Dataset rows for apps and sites
=== Section Start ===

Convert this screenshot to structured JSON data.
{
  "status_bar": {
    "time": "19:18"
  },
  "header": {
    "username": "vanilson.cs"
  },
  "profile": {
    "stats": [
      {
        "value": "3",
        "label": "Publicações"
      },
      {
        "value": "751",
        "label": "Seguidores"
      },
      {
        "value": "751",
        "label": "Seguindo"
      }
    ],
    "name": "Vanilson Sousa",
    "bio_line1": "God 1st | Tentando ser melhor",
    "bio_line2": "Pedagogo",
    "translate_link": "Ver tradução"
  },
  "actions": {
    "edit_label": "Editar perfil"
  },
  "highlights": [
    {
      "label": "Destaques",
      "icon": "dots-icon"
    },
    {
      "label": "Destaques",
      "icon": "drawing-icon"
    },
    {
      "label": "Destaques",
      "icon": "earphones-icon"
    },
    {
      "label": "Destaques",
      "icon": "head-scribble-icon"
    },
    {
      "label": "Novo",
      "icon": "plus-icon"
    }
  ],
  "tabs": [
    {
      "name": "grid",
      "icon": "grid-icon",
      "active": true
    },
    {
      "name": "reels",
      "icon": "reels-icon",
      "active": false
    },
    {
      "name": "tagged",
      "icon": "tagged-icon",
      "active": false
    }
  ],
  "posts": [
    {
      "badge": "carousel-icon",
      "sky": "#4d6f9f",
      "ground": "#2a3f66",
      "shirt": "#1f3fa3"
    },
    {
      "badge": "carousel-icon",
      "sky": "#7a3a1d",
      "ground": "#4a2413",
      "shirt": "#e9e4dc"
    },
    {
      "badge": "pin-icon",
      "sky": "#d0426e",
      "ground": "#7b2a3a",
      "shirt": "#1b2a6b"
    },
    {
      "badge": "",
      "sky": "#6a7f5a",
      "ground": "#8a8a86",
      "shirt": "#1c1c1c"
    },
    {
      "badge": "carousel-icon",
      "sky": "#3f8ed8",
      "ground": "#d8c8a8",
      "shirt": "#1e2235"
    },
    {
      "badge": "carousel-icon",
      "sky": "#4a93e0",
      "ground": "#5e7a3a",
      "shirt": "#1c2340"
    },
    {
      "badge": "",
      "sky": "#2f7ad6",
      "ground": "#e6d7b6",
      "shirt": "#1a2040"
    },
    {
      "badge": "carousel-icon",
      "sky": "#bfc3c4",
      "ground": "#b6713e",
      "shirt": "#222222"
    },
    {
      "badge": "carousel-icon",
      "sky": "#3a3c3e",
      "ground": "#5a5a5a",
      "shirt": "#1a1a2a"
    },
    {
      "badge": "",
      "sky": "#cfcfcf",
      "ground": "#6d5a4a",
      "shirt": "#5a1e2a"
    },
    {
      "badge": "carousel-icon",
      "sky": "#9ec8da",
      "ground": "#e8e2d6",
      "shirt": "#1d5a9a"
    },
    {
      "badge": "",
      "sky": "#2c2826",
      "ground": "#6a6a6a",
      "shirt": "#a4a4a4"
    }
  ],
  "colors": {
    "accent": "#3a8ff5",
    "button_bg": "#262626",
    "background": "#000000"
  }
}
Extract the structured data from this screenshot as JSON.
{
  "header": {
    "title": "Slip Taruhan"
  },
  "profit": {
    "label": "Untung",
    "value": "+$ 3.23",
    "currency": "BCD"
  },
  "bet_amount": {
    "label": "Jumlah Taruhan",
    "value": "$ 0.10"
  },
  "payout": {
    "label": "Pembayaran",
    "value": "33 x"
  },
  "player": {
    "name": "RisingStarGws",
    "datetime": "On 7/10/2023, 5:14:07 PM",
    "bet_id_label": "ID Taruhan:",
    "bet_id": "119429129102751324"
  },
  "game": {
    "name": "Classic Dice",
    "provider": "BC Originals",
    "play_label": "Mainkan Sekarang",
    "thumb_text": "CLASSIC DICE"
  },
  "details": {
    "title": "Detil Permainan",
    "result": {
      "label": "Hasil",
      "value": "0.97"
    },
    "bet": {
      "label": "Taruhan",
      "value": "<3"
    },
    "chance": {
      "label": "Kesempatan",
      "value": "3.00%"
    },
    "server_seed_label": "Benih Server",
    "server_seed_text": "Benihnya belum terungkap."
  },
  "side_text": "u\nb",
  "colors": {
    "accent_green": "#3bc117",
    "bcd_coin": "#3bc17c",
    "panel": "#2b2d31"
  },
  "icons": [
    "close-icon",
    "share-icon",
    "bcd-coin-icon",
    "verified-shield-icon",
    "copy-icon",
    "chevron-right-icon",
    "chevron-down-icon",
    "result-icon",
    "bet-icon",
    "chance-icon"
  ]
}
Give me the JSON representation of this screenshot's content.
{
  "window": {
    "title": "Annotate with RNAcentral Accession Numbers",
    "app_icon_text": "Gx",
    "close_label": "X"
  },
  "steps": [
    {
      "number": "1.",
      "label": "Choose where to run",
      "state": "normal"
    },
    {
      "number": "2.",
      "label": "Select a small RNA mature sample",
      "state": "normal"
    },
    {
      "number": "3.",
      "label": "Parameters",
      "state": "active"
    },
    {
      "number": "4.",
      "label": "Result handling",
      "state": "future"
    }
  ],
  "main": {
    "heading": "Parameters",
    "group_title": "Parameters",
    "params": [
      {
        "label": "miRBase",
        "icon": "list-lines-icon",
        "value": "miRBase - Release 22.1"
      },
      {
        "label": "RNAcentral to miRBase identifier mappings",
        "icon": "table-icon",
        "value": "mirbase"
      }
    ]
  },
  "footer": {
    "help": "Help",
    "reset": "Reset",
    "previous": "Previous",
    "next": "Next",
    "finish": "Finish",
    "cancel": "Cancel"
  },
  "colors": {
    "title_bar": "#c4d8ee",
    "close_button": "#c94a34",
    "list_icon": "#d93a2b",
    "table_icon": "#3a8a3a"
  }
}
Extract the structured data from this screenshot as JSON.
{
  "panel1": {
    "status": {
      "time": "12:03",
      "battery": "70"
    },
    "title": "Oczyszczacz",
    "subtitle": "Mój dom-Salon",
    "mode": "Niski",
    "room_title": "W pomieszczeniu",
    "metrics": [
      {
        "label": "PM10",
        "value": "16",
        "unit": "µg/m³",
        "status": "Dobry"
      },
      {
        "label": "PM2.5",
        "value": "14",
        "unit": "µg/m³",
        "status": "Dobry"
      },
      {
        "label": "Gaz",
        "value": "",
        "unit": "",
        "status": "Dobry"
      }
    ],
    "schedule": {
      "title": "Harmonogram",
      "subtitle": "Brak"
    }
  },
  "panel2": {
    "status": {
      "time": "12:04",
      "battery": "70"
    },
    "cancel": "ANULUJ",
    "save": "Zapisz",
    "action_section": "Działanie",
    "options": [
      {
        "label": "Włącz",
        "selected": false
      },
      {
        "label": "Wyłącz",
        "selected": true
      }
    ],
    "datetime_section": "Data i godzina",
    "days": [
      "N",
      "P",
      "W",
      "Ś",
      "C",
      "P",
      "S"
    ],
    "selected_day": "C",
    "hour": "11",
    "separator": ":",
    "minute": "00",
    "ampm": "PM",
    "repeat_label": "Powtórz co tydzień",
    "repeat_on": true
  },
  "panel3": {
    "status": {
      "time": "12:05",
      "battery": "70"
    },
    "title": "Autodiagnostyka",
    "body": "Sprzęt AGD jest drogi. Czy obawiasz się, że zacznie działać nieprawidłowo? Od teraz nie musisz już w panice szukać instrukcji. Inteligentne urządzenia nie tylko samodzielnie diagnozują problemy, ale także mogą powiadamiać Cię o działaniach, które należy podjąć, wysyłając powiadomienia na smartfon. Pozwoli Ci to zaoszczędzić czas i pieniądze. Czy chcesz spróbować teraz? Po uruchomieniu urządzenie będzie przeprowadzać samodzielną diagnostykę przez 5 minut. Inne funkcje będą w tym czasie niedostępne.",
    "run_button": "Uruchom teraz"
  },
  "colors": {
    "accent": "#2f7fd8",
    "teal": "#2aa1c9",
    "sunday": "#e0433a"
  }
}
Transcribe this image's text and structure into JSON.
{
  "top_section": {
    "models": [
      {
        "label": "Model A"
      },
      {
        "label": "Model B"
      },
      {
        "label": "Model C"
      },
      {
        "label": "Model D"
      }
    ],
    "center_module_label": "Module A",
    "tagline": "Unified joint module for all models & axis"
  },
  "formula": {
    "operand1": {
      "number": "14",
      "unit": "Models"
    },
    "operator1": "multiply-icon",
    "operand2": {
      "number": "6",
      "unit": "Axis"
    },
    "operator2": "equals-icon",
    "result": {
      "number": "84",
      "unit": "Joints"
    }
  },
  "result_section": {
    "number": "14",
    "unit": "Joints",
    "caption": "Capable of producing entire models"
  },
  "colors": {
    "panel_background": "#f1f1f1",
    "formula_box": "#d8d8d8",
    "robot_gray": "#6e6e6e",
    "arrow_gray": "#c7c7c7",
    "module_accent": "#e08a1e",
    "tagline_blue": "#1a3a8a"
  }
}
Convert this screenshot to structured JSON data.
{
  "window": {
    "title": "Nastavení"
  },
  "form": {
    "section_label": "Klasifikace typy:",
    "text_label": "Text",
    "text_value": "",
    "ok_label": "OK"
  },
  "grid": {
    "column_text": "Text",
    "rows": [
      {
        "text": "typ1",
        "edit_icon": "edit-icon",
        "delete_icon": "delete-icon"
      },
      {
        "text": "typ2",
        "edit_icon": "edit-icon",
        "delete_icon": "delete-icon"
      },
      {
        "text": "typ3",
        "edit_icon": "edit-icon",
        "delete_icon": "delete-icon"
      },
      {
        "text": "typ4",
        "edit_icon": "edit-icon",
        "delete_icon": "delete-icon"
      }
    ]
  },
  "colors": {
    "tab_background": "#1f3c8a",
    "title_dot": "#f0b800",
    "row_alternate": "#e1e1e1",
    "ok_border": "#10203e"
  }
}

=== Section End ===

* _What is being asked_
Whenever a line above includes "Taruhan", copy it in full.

* _Written answer_
    "title": "Slip Taruhan"
    "label": "Jumlah Taruhan",
    "bet_id_label": "ID Taruhan:",
      "label": "Taruhan",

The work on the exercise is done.